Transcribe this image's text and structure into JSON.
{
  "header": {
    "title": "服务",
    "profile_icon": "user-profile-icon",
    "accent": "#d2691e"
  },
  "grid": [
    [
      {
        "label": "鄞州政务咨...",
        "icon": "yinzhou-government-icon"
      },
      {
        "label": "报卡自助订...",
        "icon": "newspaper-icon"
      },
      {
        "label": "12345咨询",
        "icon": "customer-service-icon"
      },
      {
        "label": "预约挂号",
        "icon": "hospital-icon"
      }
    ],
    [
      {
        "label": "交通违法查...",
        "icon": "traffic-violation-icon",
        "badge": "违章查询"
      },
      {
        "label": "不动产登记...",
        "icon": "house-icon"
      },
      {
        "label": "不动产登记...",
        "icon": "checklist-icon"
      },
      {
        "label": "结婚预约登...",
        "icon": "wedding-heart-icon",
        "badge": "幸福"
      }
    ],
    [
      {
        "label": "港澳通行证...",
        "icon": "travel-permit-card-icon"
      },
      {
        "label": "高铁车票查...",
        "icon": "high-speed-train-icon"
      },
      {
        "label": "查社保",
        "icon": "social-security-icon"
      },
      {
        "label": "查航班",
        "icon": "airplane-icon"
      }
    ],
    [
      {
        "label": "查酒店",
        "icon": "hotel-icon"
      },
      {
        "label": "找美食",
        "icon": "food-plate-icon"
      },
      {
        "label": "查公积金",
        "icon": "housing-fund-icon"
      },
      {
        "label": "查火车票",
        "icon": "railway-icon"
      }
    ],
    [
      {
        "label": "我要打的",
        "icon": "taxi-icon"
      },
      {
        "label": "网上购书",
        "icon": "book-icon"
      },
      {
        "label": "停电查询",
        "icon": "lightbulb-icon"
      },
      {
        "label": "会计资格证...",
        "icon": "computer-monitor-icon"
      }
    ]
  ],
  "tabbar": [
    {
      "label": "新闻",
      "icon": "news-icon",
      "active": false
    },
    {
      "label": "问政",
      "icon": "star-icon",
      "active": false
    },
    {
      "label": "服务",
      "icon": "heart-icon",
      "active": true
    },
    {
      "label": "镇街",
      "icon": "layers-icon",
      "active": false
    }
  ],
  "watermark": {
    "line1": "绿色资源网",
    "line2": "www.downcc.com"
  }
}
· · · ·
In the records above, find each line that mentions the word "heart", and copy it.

** Your solution **
        "icon": "wedding-heart-icon",
      "icon": "heart-icon",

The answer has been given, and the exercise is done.